**PROBLEM DESCRIPTION**.
Whenever a line below includes the word "Memory", copy that line.

**TASK MATERIAL**.
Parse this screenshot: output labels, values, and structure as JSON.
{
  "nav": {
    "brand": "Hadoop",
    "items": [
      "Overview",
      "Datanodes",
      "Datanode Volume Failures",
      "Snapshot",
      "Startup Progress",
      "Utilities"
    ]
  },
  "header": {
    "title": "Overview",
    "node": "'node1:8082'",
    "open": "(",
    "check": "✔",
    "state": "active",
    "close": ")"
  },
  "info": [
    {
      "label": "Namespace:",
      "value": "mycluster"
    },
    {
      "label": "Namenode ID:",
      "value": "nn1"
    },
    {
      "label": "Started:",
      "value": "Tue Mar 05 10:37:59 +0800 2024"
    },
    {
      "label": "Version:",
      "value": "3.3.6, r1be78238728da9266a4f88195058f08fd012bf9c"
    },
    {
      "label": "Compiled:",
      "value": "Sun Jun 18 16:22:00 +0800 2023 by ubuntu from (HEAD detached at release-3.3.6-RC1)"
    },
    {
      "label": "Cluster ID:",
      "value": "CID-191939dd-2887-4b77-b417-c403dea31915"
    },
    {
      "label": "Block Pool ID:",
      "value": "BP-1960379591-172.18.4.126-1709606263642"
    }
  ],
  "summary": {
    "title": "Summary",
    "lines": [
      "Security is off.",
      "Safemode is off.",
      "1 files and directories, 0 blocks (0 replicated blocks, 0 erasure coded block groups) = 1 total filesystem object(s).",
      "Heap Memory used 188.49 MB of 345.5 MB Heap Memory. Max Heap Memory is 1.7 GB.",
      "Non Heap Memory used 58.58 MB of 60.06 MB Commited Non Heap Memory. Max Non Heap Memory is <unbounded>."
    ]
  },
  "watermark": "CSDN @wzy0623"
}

**WRITTEN RESPONSE**.
      "Heap Memory used 188.49 MB of 345.5 MB Heap Memory. Max Heap Memory is 1.7 GB.",
      "Non Heap Memory used 58.58 MB of 60.06 MB Commited Non Heap Memory. Max Non Heap Memory is <unbounded>."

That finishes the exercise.